I just came back today from judging 144 oil paintings at the Western Washington State Fair.
This huge event sees over a million people each season and hosts one of the largest attended, if not the most important art show in the state. I’m extremely grateful to have the high honor of judging the category of oils, the medium of the Masters. Michelangelo, de Vinci, Van Gogh, Rafeal, Sargent, you know the crowd. I have been a professional artist for over 50 years, having started my career selling soap statues of Jesus in church when I was 10. Always the entrepreneur!
In any case, I’m not here to take up Amazing Stories space to talk about what it’s like to judge an art show, or my artwork.
I’m here to laud the infiltration of SF and Fantasy art into an age old, or at least a century old, venue.
When the facilitator of the State Fair’s exhibition sat the judges down and explained to us how the fair has seen a declining number of entries for the art show, he confirmed what my own thought has been for awhile. The hobbyist artists, the ones who paint pretty pictures at home, spends money on mats and frames, and enters their artwork into fairs to show them off. . .these people are disappearing. They are too old, or unhealthy or just not able to move around anymore. Yes. The hobbyist artist is a dying breed.

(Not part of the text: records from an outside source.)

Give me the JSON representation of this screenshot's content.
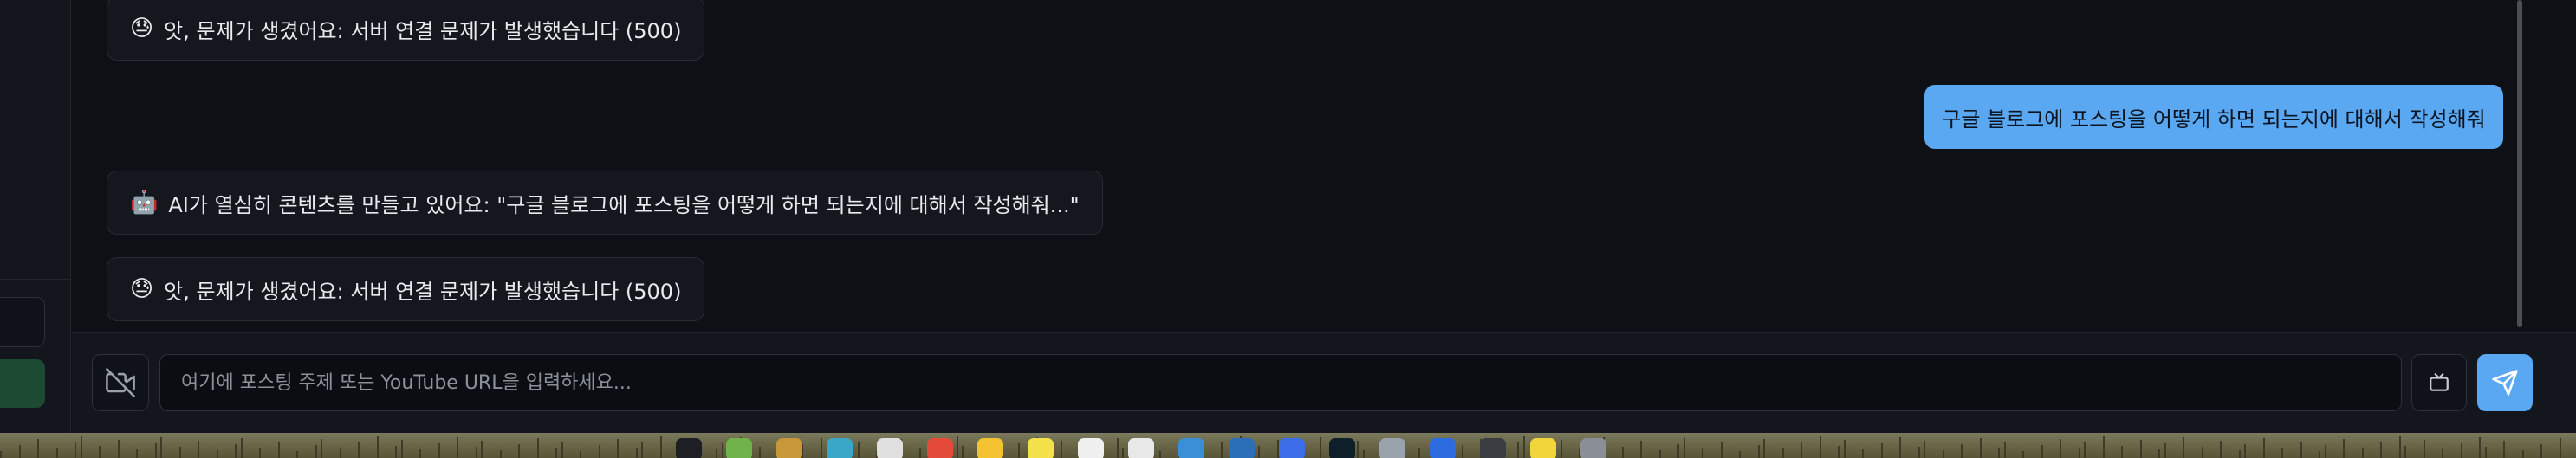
{
  "messages": [
    {
      "role": "bot",
      "emoji": "😓",
      "text": "앗, 문제가 생겼어요: 서버 연결 문제가 발생했습니다 (500)"
    },
    {
      "role": "user",
      "text": "구글 블로그에 포스팅을 어떻게 하면 되는지에 대해서 작성해줘"
    },
    {
      "role": "bot",
      "emoji": "🤖",
      "text": "AI가 열심히 콘텐츠를 만들고 있어요: \"구글 블로그에 포스팅을 어떻게 하면 되는지에 대해서 작성해줘...\""
    },
    {
      "role": "bot",
      "emoji": "😓",
      "text": "앗, 문제가 생겼어요: 서버 연결 문제가 발생했습니다 (500)"
    }
  ],
  "input": {
    "placeholder": "여기에 포스팅 주제 또는 YouTube URL을 입력하세요..."
  },
  "icons": {
    "left_toggle": "video-off-icon",
    "right_tool": "tv-icon",
    "send": "send-icon"
  },
  "colors": {
    "background": "#0e1016",
    "bubble_bot": "#14171d",
    "bubble_user": "#5aa7f2",
    "send_button": "#5aa7f2",
    "sidebar_button": "#1c4a33"
  }
}
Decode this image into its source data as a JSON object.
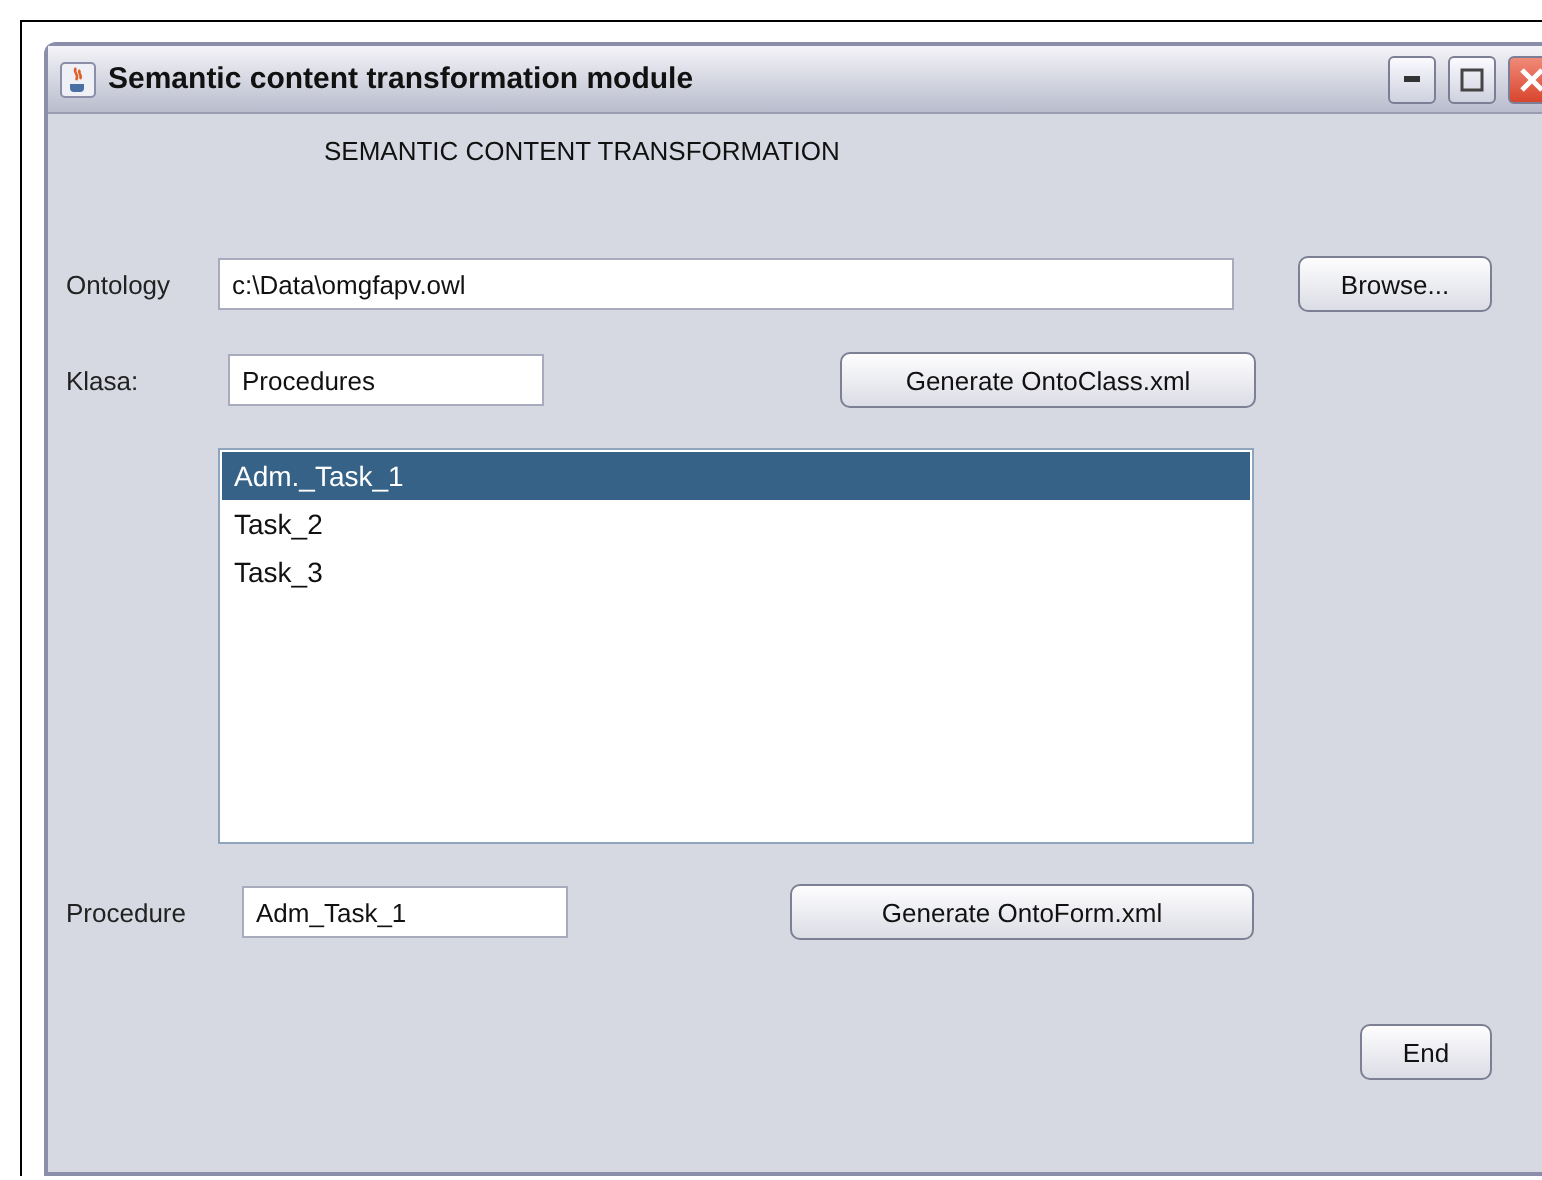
{
  "window": {
    "title": "Semantic content transformation module"
  },
  "heading": "SEMANTIC CONTENT TRANSFORMATION",
  "ontology": {
    "label": "Ontology",
    "value": "c:\\Data\\omgfapv.owl",
    "button": "Browse..."
  },
  "klasa": {
    "label": "Klasa:",
    "value": "Procedures",
    "button": "Generate OntoClass.xml"
  },
  "list_items": [
    {
      "text": "Adm._Task_1",
      "selected": true
    },
    {
      "text": "Task_2",
      "selected": false
    },
    {
      "text": "Task_3",
      "selected": false
    }
  ],
  "procedure": {
    "label": "Procedure",
    "value": "Adm_Task_1",
    "button": "Generate OntoForm.xml"
  },
  "end_button": "End"
}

The question is, are they and can they be replaced?
There are many young individuals who are oil painters and watercolorists. But do their numbers replace our grandmothers, and aunts and great aunts who have enjoyed retirement at an easel?
My answer is probably not. But what is encouraging is that galleries, fairs, and art societies, are beginning to embrace the new style and mediums that are emerging.
During this judging event the first place winners of all the categories were put together. We were then asked to vote for our favorite piece . The winner would be the Best of Show. We saw water color, mixed media, sculpture, oil paintings and digital. I was torn. I love my medium, I appreciate what one can do with watercolor and pen and pencil. But the most stunning piece of fantasy art done digitally captured my heart. It was beautiful. The design, the composition, the colors, the heart of the piece took my breath away. It didn’t win Best of Show. There’s still a stigma that needs to be wrestled with among traditional artists, but I think all of us developed a new appreciation for the technique in those few moments of studying that piece.
Not all good fantasy art has to be digital either. A few years ago, Art Renewal opened up its highly prestigious art competition to the world of fantasy. If you need further proof of the validity of SF art, check out Art Renewal’s Imaginative Realism competition where the purchase award is $18,000. I would love to post the images here of some of these art pieces, but I cannot due to copyright. But for me, as an artist and an oil painter, this work is highly inspiring for the creative mind.
I’ve never been shy about putting my fantasy art in more conservative venues. Waiting for the Kiss, for instance, won First Place a few years ago in a local gallery competition. And my nine foot dragon goes everywhere, especially to book signings.
For all of you artists who do fantasy work, let this be an inspiration to you. You don’t need to stay within the bubble of Fantasy Cons to show off your work. Once you know your craft and can do it well, learn how to finish it with a mat, glass and frame and hit some mainstream venues.
Don’t get discouraged. Rome wasn’t built in a day! Some old school art societies might be hesitant to accept digital art. I personally prefer the kind that doesn’t try to look like an oil painting, or a water color painting because those two mediums take skill and time and patience to learn. You don’t need to copy them. Develop your own style and polish it, Then get your work in some galleries, state fairs, and art shows. Join some art leagues. You are the next generation!